lit-html 1.3.0 is compatible with Trusted Types. lit-html was already very XSS-resistant because it treats string data (as opposed to template strings) as text content, not unsafe HTML, but it does have to pass the HTML from template strings to unsafe APIs like innerHTML. lit-html now does this via a Trusted Type policy if the policy API exists.

Trusted Types shipped in Chrome 83, and is enabled via Content Security Policy. You can (and should!) enable Trusted Types for additional XSS protection on Chrome, and other browsers when they ship Trusted Types.

We've added the "type" field in package.json, set to "module". This is the standard way to indicate that the .js files in an npm package are standard JavaScript modules. Node only supports this field and not the previous community initiated methods for this. We've kept the existing "module" field, since some tools do not yet support the "type" field.

The folks at have an interesting extension to lit-html that emulates scoped custom element definitions. They had to copy the shady-render module though, because shadyTemplateFactory wasn't exported. We now export it to save some bytes when using that library.

Please note that we will likely remove template factories in a future major version of lit-html, so we don't recommend using this API. Open-wc is investigating another approach for their use case.


The live directive solves the problem of DOM state changing from underneath lit-html, for example with an <input> that a user can type into:
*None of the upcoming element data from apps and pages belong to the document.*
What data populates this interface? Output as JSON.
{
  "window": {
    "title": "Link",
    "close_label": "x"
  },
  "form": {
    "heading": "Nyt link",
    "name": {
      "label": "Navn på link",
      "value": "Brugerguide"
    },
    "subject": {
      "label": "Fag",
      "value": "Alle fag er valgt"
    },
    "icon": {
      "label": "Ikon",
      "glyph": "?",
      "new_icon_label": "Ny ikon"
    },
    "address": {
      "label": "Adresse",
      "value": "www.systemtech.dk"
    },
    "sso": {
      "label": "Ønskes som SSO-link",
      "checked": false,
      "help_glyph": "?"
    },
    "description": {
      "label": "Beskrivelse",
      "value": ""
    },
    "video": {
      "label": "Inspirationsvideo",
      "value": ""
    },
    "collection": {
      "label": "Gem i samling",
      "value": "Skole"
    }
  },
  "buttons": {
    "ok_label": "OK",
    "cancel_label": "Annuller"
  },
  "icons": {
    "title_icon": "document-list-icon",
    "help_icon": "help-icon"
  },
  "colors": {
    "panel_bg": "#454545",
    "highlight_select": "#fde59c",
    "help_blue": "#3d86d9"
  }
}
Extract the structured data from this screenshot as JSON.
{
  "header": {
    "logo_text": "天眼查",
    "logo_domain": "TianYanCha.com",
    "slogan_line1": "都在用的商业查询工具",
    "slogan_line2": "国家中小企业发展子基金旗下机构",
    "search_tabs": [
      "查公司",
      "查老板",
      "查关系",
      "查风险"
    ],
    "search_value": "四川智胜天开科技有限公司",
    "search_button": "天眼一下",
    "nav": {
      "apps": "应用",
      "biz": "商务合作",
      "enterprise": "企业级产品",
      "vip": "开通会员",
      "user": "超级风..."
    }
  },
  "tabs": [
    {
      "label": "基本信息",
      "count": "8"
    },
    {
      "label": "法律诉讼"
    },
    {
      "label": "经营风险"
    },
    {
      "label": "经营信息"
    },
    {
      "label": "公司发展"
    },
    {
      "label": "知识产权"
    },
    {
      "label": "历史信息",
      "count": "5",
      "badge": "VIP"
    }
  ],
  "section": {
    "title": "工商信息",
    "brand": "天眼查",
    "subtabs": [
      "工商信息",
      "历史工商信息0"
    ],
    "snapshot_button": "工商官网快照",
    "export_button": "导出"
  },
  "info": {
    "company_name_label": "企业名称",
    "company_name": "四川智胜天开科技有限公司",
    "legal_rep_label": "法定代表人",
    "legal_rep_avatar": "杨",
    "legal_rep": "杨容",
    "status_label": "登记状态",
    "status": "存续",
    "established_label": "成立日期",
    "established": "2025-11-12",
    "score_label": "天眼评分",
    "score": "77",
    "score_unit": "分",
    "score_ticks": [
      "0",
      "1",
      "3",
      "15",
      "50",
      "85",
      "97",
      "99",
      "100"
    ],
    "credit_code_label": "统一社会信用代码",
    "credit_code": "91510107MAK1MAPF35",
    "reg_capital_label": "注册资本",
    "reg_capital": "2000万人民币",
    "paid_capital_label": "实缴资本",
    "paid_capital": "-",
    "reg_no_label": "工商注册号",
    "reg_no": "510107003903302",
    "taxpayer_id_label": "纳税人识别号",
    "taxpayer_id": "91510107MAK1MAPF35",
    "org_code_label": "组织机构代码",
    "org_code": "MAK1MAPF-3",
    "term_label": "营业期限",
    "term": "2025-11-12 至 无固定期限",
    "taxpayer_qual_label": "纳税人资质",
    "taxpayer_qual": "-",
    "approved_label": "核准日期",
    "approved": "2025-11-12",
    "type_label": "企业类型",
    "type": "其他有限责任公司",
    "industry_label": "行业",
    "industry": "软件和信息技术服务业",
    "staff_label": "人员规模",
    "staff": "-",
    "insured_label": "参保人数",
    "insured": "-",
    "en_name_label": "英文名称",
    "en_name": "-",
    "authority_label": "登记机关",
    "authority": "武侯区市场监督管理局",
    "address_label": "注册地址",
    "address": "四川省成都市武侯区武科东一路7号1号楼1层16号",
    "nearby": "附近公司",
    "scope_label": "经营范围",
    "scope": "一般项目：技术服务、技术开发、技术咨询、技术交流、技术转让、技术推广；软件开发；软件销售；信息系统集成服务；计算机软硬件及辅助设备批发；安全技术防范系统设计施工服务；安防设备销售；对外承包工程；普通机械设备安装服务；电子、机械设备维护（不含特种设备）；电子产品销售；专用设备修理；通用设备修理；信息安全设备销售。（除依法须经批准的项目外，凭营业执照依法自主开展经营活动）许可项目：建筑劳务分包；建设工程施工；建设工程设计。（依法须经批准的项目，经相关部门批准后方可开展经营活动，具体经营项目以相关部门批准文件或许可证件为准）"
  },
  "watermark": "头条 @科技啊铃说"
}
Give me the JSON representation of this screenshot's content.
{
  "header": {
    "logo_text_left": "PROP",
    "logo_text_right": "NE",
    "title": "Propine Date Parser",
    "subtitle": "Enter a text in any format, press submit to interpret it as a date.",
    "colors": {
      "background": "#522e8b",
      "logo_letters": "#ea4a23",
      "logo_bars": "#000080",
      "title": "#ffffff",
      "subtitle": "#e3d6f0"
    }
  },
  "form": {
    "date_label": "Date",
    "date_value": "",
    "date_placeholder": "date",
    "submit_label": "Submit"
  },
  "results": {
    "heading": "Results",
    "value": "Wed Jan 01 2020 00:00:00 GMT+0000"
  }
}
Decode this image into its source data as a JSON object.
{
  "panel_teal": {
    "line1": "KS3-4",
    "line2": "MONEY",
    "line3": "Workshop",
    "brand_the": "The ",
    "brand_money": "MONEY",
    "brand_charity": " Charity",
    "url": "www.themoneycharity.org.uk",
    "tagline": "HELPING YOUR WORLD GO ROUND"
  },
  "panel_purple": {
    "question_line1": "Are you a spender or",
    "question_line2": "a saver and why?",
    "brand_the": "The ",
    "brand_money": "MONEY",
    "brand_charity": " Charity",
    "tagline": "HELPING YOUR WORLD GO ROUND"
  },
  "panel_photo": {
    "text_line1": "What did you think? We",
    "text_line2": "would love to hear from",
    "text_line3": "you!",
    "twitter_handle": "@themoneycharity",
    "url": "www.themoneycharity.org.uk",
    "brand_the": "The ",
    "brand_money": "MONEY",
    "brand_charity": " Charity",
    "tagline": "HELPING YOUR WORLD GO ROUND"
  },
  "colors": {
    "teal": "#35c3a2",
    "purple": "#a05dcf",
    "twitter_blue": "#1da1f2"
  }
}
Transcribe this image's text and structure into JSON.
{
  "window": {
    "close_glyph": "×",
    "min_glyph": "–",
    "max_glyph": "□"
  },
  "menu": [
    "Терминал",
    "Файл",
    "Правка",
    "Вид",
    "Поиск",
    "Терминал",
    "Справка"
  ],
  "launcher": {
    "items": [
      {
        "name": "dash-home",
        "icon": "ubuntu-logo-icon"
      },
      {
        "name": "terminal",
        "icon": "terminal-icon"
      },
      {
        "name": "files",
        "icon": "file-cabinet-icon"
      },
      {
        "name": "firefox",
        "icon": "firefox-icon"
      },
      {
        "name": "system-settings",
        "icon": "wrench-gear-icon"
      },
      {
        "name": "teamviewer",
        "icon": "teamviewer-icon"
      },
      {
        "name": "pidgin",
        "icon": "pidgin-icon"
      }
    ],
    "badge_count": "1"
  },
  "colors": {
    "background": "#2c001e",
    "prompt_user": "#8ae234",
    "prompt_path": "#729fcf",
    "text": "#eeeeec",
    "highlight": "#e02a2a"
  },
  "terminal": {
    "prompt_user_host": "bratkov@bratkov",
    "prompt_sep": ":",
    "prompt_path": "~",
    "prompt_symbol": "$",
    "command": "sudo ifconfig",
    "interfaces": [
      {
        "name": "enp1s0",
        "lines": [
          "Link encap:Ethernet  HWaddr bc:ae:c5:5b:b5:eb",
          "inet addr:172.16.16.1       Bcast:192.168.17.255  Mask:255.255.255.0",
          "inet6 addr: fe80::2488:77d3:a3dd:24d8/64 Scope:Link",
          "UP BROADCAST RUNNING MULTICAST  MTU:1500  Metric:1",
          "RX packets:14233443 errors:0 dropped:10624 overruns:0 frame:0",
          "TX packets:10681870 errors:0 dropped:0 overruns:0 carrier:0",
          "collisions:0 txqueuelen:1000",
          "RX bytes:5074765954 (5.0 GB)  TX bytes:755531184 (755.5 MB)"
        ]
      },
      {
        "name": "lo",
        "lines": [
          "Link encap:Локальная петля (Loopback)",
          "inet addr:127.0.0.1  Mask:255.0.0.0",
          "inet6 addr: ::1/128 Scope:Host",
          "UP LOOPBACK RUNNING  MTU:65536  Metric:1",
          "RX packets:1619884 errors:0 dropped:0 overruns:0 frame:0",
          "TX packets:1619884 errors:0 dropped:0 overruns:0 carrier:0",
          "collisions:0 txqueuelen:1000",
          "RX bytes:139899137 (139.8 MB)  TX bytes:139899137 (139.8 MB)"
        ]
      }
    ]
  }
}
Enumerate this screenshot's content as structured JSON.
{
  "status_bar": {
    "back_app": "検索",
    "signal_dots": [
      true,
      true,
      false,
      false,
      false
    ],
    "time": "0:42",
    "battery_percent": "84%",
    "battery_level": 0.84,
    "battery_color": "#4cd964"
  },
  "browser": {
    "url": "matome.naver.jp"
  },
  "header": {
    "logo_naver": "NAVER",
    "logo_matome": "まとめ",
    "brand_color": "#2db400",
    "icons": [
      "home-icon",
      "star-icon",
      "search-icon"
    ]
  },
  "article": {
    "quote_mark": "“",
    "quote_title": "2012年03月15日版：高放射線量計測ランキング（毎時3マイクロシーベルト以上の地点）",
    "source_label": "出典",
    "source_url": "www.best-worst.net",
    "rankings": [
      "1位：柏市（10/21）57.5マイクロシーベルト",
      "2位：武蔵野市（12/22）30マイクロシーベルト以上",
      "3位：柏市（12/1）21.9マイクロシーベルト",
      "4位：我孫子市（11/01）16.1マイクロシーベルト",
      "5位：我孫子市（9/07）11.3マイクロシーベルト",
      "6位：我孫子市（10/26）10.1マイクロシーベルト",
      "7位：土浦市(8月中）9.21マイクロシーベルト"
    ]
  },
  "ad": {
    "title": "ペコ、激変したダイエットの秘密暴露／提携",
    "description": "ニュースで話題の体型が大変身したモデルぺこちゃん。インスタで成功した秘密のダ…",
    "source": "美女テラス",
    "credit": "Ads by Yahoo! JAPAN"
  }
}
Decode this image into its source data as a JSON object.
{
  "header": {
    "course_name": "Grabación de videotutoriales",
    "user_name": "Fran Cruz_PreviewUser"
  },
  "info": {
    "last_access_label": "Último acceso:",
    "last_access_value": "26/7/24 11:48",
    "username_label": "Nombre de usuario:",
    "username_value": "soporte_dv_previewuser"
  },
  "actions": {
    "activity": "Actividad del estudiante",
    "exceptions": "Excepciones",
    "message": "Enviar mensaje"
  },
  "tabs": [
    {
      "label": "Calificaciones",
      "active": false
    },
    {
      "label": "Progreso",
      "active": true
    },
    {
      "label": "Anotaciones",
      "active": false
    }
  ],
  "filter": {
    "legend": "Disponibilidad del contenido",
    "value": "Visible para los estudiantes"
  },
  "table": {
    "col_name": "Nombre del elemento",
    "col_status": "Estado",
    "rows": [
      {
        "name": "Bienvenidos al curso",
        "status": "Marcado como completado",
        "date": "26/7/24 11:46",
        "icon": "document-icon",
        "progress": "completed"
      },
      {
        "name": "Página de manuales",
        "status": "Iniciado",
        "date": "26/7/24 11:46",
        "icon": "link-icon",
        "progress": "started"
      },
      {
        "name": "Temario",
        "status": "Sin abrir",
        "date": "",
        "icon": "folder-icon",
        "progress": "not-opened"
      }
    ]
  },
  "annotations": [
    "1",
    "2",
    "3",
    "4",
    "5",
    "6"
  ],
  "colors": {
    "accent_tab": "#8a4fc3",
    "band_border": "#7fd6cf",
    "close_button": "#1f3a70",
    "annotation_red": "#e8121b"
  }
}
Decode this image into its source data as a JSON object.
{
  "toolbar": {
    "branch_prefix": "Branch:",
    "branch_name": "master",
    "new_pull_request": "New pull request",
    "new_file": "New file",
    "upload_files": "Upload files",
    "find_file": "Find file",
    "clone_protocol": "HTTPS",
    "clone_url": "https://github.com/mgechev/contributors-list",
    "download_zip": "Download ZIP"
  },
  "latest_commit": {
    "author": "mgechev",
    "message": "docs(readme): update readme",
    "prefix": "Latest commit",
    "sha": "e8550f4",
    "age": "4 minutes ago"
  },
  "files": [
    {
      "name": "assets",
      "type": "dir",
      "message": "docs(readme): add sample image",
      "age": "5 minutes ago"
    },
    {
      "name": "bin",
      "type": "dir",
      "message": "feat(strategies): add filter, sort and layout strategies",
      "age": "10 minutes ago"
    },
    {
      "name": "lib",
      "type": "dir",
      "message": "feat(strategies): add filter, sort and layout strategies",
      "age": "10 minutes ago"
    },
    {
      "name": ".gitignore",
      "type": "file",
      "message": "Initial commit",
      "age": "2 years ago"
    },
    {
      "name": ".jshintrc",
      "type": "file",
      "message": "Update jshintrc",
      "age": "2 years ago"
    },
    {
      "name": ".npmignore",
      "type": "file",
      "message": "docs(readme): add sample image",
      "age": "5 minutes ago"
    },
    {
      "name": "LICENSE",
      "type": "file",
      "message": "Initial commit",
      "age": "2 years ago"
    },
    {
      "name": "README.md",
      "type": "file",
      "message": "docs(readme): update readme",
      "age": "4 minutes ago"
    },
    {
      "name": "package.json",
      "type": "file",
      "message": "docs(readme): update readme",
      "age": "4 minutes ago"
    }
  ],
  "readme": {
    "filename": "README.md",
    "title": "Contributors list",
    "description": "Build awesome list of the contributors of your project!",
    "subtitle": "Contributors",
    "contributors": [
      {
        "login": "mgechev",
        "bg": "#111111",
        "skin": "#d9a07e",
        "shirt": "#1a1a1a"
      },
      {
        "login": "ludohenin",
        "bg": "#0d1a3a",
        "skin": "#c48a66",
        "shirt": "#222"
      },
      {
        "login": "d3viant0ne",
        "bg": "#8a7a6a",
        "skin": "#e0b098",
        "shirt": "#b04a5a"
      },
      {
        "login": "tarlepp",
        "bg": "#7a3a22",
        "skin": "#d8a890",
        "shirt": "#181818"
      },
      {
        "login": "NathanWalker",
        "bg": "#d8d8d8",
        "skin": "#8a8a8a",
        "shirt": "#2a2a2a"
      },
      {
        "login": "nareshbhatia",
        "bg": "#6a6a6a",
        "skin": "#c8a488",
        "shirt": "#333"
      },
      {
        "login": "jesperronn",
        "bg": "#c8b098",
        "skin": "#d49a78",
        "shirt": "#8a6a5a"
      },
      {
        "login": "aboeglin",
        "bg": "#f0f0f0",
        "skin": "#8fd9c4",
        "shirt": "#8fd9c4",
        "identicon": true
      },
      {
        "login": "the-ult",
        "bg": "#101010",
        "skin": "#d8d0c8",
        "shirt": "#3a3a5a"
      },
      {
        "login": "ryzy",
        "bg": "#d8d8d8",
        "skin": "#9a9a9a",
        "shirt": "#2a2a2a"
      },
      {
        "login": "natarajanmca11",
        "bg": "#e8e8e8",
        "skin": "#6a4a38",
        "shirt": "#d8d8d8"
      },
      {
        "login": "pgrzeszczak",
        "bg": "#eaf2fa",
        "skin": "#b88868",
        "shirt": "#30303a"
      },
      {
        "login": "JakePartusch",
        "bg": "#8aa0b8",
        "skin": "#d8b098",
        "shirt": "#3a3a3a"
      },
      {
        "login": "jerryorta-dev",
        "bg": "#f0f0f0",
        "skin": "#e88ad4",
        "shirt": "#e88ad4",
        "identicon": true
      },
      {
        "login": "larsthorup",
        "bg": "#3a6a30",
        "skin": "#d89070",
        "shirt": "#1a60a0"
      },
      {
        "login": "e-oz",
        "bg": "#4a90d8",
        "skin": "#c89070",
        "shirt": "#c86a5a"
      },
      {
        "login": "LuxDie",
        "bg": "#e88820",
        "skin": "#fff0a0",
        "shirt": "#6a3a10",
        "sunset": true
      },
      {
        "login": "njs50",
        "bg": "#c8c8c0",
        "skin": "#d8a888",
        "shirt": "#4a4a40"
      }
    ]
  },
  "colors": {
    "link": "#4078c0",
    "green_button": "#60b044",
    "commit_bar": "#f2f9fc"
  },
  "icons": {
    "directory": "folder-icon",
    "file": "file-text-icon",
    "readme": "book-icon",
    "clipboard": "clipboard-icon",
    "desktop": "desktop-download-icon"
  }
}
In some cases you will want x to overwrite what the user has typed in. lit-html tracks the previous value of a binding and only updates the DOM if the value has changed. Without the live directive, lit-html will not detect that the value property of the input has changed and won't update the DOM.

The live directive ignores the previous value of the binding and always checks the current value in the DOM, causing the binding to update the input.

We still recommend that you handle user input so that the state and the DOM agree:


The templateContent directive lets you stamp out HTML templates into lit-html templates. This is useful in a number of cases where HTML <template> elements are provided by users of elements or parts of a build system.




unsaveSVG is the missing partner of unsafeHTML. It lets you render a frangment of SVG text as SVG elements rather than text. As with unsafeHTML this directive not safe to use with user-provided input, since if the input has <script> tags in it, there may be ways to get them to execute, etc.

unsafeSVG creates elements in the SVG namespace, so it's for use inside of <svg> tags or inside of lit-html svg templates. If the input contains an <svg> tag itself, continute to use unsafeHTML.

We don't have written release notes for releases prior to 1.2.0. Please see the changelog for those releases.